What this task involves
Work out how many lines of the material below contain the word "Dashboard", then write that number alone.
■ ■ ■ ■ ■ ■ ■
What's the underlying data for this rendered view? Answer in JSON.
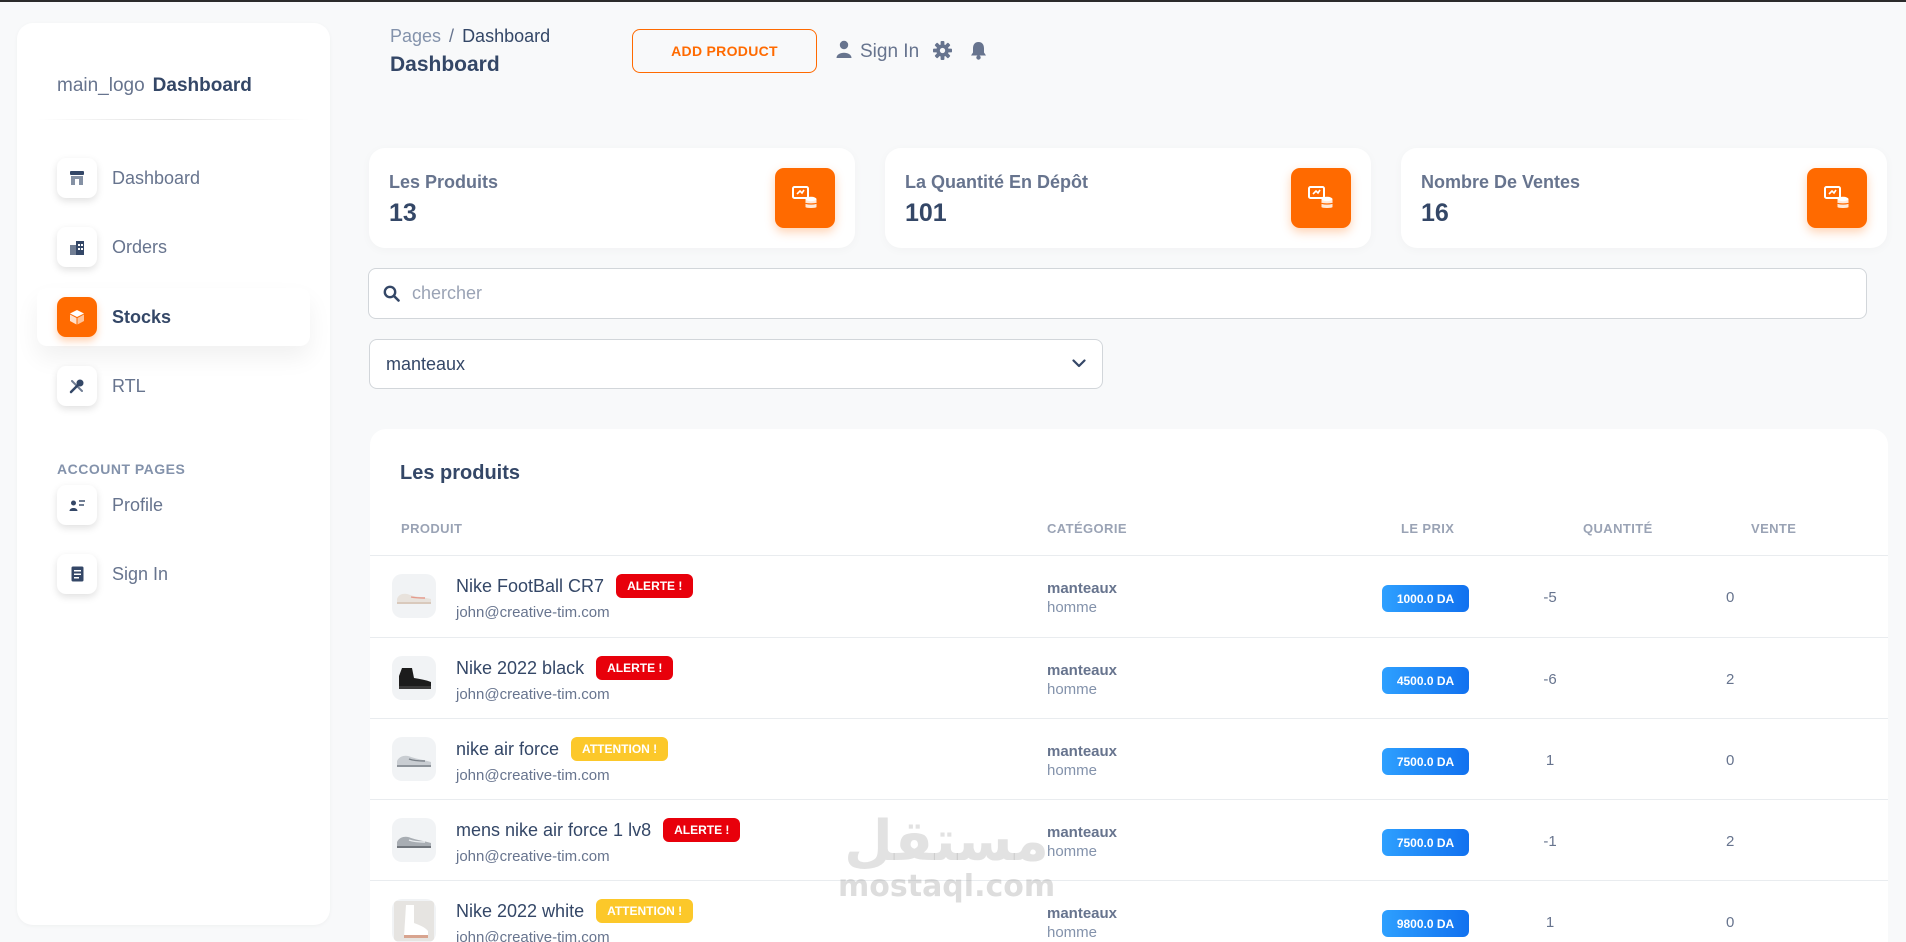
{
  "sidebar": {
    "brand": {
      "logo_alt": "main_logo",
      "name": "Dashboard"
    },
    "items": [
      {
        "label": "Dashboard",
        "icon": "shop-icon"
      },
      {
        "label": "Orders",
        "icon": "office-icon"
      },
      {
        "label": "Stocks",
        "icon": "box-icon",
        "active": true
      },
      {
        "label": "RTL",
        "icon": "tools-icon"
      }
    ],
    "section_title": "ACCOUNT PAGES",
    "account_items": [
      {
        "label": "Profile",
        "icon": "profile-icon"
      },
      {
        "label": "Sign In",
        "icon": "document-icon"
      }
    ]
  },
  "header": {
    "breadcrumb": {
      "root": "Pages",
      "separator": "/",
      "current": "Dashboard"
    },
    "title": "Dashboard",
    "add_button": "ADD PRODUCT",
    "signin": "Sign In"
  },
  "stats": [
    {
      "label": "Les Produits",
      "value": "13"
    },
    {
      "label": "La Quantité En Dépôt",
      "value": "101"
    },
    {
      "label": "Nombre De Ventes",
      "value": "16"
    }
  ],
  "search": {
    "placeholder": "chercher"
  },
  "category_select": {
    "value": "manteaux"
  },
  "table": {
    "title": "Les produits",
    "columns": [
      "PRODUIT",
      "CATÉGORIE",
      "LE PRIX",
      "QUANTITÉ",
      "VENTE"
    ],
    "rows": [
      {
        "name": "Nike FootBall CR7",
        "badge": "ALERTE !",
        "email": "john@creative-tim.com",
        "category": "manteaux",
        "subcategory": "homme",
        "price": "1000.0 DA",
        "quantity": "-5",
        "vente": "0"
      },
      {
        "name": "Nike 2022 black",
        "badge": "ALERTE !",
        "email": "john@creative-tim.com",
        "category": "manteaux",
        "subcategory": "homme",
        "price": "4500.0 DA",
        "quantity": "-6",
        "vente": "2"
      },
      {
        "name": "nike air force",
        "badge": "ATTENTION !",
        "email": "john@creative-tim.com",
        "category": "manteaux",
        "subcategory": "homme",
        "price": "7500.0 DA",
        "quantity": "1",
        "vente": "0"
      },
      {
        "name": "mens nike air force 1 lv8",
        "badge": "ALERTE !",
        "email": "john@creative-tim.com",
        "category": "manteaux",
        "subcategory": "homme",
        "price": "7500.0 DA",
        "quantity": "-1",
        "vente": "2"
      },
      {
        "name": "Nike 2022 white",
        "badge": "ATTENTION !",
        "email": "john@creative-tim.com",
        "category": "manteaux",
        "subcategory": "homme",
        "price": "9800.0 DA",
        "quantity": "1",
        "vente": "0"
      }
    ]
  },
  "watermark": {
    "arabic": "مستقل",
    "latin": "mostaql.com"
  },
  "colors": {
    "accent": "#ff6a00",
    "alert": "#e8000b",
    "warning": "#fcc82a",
    "price": "#1a8cff",
    "text": "#344767",
    "muted": "#67748e"
  }
}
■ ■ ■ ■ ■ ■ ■
Answer to this task
4